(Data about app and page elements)
*** Begin section ***

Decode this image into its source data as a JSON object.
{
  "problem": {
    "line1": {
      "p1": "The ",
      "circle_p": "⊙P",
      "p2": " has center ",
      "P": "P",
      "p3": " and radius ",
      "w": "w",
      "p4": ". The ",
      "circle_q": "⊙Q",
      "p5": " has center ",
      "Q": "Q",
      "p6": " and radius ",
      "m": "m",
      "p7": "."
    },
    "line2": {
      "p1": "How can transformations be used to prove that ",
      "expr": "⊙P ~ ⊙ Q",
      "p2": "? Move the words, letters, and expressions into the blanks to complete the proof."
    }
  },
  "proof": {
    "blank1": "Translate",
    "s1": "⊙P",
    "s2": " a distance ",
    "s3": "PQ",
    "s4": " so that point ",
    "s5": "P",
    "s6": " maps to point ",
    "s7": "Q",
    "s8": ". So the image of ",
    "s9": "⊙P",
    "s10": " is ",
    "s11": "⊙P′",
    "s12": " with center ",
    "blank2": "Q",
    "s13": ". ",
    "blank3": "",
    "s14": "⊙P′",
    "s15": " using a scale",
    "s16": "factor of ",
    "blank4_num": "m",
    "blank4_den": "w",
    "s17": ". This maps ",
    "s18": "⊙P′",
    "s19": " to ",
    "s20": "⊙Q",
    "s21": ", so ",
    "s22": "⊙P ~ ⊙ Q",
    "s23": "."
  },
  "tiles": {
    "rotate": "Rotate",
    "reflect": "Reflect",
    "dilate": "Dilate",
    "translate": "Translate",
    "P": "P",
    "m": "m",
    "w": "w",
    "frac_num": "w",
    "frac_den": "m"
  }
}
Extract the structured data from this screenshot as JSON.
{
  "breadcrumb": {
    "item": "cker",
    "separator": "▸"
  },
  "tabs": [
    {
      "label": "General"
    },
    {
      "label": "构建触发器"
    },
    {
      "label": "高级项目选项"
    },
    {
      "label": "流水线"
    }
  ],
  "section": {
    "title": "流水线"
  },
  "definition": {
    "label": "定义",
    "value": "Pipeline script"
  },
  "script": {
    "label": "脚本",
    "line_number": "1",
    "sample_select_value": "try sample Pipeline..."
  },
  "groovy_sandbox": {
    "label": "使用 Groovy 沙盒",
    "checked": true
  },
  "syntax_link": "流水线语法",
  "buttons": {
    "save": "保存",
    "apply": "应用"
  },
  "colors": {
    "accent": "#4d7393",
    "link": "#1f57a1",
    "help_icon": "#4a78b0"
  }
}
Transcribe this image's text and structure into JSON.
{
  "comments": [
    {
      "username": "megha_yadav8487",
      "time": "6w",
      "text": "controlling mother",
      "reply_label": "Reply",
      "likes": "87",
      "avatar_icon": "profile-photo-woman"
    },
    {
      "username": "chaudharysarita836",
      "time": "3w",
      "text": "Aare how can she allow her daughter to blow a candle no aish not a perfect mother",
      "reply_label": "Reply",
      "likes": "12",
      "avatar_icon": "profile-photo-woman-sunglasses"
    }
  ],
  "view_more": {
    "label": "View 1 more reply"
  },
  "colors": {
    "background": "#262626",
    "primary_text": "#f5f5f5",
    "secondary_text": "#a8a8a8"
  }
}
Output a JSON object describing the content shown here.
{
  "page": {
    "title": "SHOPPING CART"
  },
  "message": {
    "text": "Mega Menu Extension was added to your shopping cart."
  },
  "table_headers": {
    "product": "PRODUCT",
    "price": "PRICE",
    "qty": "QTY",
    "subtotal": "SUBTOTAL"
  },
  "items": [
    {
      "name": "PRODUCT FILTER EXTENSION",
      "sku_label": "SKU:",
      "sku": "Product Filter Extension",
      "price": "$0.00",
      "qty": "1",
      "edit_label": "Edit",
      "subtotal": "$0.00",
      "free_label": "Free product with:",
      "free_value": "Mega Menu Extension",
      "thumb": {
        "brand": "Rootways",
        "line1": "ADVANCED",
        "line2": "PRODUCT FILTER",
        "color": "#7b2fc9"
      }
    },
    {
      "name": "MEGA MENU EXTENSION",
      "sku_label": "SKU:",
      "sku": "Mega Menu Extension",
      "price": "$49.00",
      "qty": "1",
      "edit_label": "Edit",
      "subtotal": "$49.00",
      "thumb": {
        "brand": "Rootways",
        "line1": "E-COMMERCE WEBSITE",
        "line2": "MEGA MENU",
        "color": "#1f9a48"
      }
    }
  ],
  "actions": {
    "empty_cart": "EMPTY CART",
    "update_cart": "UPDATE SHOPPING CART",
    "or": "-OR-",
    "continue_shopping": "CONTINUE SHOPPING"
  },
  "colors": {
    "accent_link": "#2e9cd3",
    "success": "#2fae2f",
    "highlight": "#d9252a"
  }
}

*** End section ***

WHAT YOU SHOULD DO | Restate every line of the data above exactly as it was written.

ANSWER |
Decode this image into its source data as a JSON object.
{
  "problem": {
    "line1": {
      "p1": "The ",
      "circle_p": "⊙P",
      "p2": " has center ",
      "P": "P",
      "p3": " and radius ",
      "w": "w",
      "p4": ". The ",
      "circle_q": "⊙Q",
      "p5": " has center ",
      "Q": "Q",
      "p6": " and radius ",
      "m": "m",
      "p7": "."
    },
    "line2": {
      "p1": "How can transformations be used to prove that ",
      "expr": "⊙P ~ ⊙ Q",
      "p2": "? Move the words, letters, and expressions into the blanks to complete the proof."
    }
  },
  "proof": {
    "blank1": "Translate",
    "s1": "⊙P",
    "s2": " a distance ",
    "s3": "PQ",
    "s4": " so that point ",
    "s5": "P",
    "s6": " maps to point ",
    "s7": "Q",
    "s8": ". So the image of ",
    "s9": "⊙P",
    "s10": " is ",
    "s11": "⊙P′",
    "s12": " with center ",
    "blank2": "Q",
    "s13": ". ",
    "blank3": "",
    "s14": "⊙P′",
    "s15": " using a scale",
    "s16": "factor of ",
    "blank4_num": "m",
    "blank4_den": "w",
    "s17": ". This maps ",
    "s18": "⊙P′",
    "s19": " to ",
    "s20": "⊙Q",
    "s21": ", so ",
    "s22": "⊙P ~ ⊙ Q",
    "s23": "."
  },
  "tiles": {
    "rotate": "Rotate",
    "reflect": "Reflect",
    "dilate": "Dilate",
    "translate": "Translate",
    "P": "P",
    "m": "m",
    "w": "w",
    "frac_num": "w",
    "frac_den": "m"
  }
}
Extract the structured data from this screenshot as JSON.
{
  "breadcrumb": {
    "item": "cker",
    "separator": "▸"
  },
  "tabs": [
    {
      "label": "General"
    },
    {
      "label": "构建触发器"
    },
    {
      "label": "高级项目选项"
    },
    {
      "label": "流水线"
    }
  ],
  "section": {
    "title": "流水线"
  },
  "definition": {
    "label": "定义",
    "value": "Pipeline script"
  },
  "script": {
    "label": "脚本",
    "line_number": "1",
    "sample_select_value": "try sample Pipeline..."
  },
  "groovy_sandbox": {
    "label": "使用 Groovy 沙盒",
    "checked": true
  },
  "syntax_link": "流水线语法",
  "buttons": {
    "save": "保存",
    "apply": "应用"
  },
  "colors": {
    "accent": "#4d7393",
    "link": "#1f57a1",
    "help_icon": "#4a78b0"
  }
}
Transcribe this image's text and structure into JSON.
{
  "comments": [
    {
      "username": "megha_yadav8487",
      "time": "6w",
      "text": "controlling mother",
      "reply_label": "Reply",
      "likes": "87",
      "avatar_icon": "profile-photo-woman"
    },
    {
      "username": "chaudharysarita836",
      "time": "3w",
      "text": "Aare how can she allow her daughter to blow a candle no aish not a perfect mother",
      "reply_label": "Reply",
      "likes": "12",
      "avatar_icon": "profile-photo-woman-sunglasses"
    }
  ],
  "view_more": {
    "label": "View 1 more reply"
  },
  "colors": {
    "background": "#262626",
    "primary_text": "#f5f5f5",
    "secondary_text": "#a8a8a8"
  }
}
Output a JSON object describing the content shown here.
{
  "page": {
    "title": "SHOPPING CART"
  },
  "message": {
    "text": "Mega Menu Extension was added to your shopping cart."
  },
  "table_headers": {
    "product": "PRODUCT",
    "price": "PRICE",
    "qty": "QTY",
    "subtotal": "SUBTOTAL"
  },
  "items": [
    {
      "name": "PRODUCT FILTER EXTENSION",
      "sku_label": "SKU:",
      "sku": "Product Filter Extension",
      "price": "$0.00",
      "qty": "1",
      "edit_label": "Edit",
      "subtotal": "$0.00",
      "free_label": "Free product with:",
      "free_value": "Mega Menu Extension",
      "thumb": {
        "brand": "Rootways",
        "line1": "ADVANCED",
        "line2": "PRODUCT FILTER",
        "color": "#7b2fc9"
      }
    },
    {
      "name": "MEGA MENU EXTENSION",
      "sku_label": "SKU:",
      "sku": "Mega Menu Extension",
      "price": "$49.00",
      "qty": "1",
      "edit_label": "Edit",
      "subtotal": "$49.00",
      "thumb": {
        "brand": "Rootways",
        "line1": "E-COMMERCE WEBSITE",
        "line2": "MEGA MENU",
        "color": "#1f9a48"
      }
    }
  ],
  "actions": {
    "empty_cart": "EMPTY CART",
    "update_cart": "UPDATE SHOPPING CART",
    "or": "-OR-",
    "continue_shopping": "CONTINUE SHOPPING"
  },
  "colors": {
    "accent_link": "#2e9cd3",
    "success": "#2fae2f",
    "highlight": "#d9252a"
  }
}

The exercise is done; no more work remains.